The other way to grow is through merging with or acquiring another company, which is often referred to as inorganic growth. This can quickly increase your customer base and give you entirely new channels that can accelerate the growth of your business.
Business consultants Karl Stark and Bill Stewart say that, based on their work with client companies, they’ve noticed that a distinct pattern emerges in how different size businesses approach growth.
Small companies, they say, typically view business building as a “do-it-yourself” organic approach, while large companies tend to turn to acquisition. But the reality, they say, is that companies of any size should be able to successfully do either one. The key is building and basing the growth strategy on the right business case.
As a thought starter, smallbusiness.chron.com takes a look at some of the advantages and disadvantages of organic and inorganic growth, respectively.
When you grow your business yourself (organic growth), you know the company inside and out and have the satisfaction of seeing your vision come to life. You can control your rate of growth and may even decide to sell the business when it’s reached a certain size.
On the other hand, if you merge with or buy another business (inorganic growth), your market share and assets are immediately larger. Your new, expanded business is more valuable, which may make it easier for you to get capital when you need it. You may also benefit from the skills and expertise of added staff members.
Should you elect organic growth, growing your business on your own can limit your resources, or you might find that you can only grow to a certain point. Competition and other market factors are constant threats to your strategy, and keeping your cash flow going year after year tends to be a never-ending challenge. You also have to keep marketing and selling in order to keep growing in an organic fashion.
However, if you’ve merged or acquired to obtain inorganic growth, you’re suddenly big and need to ramp up your capabilities and systems immediately—there’s just a lot more to manage. You could be headed in new directions, which means a steep learning curve, and you may not be able to control the rate at which you’re growing. You’ll definitely have financing debt, and correctly calculating how you’ll service that debt from your new growth is critical to staying solvent in inorganic growth situations.
So, how do you know which growth strategy is best for you? Because both organic growth and inorganic growth have advantages and disadvantages, Stark and Stewart outline the steps involved in one possible approach on inc.com.
Again, the authors stress that defining and pursuing the best growth strategy for your business—organic, inorganic or even a hybrid approach—all depends on asking the right questions.
So, what are the right questions to ask? Here are a few that need to be asked (and answered) when trying to decide whether you’re going to pursue organic growth, or if inorganic growth offers more advantages based on your business situation and needs.
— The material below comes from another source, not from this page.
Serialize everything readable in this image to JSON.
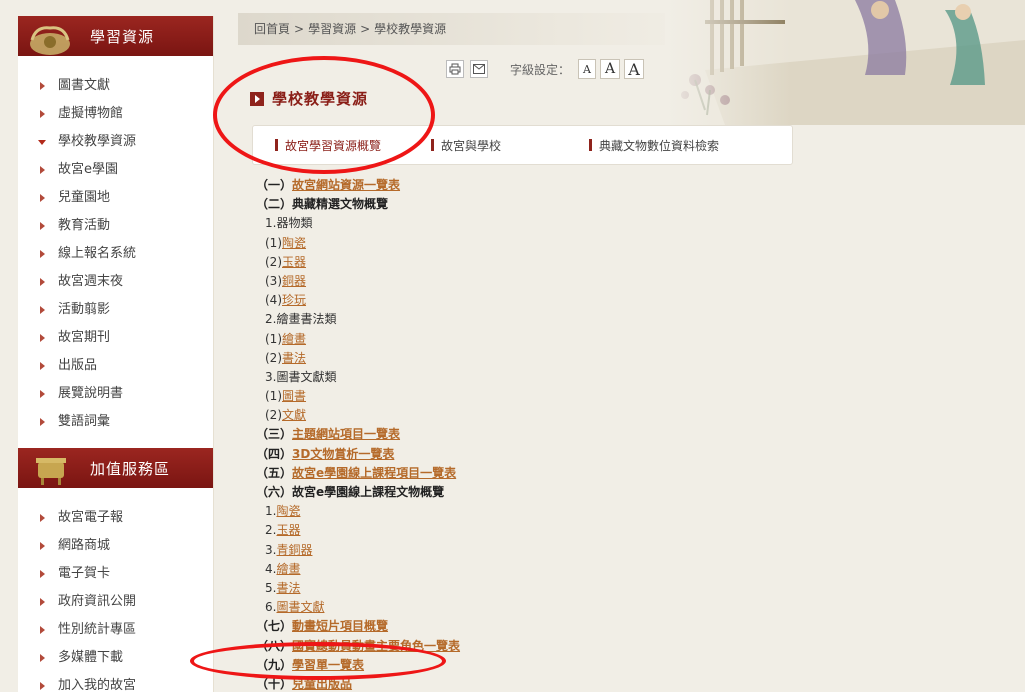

Answer these types of questions and your decision should be a whole lot easier. At a minimum, it will at least be more informed.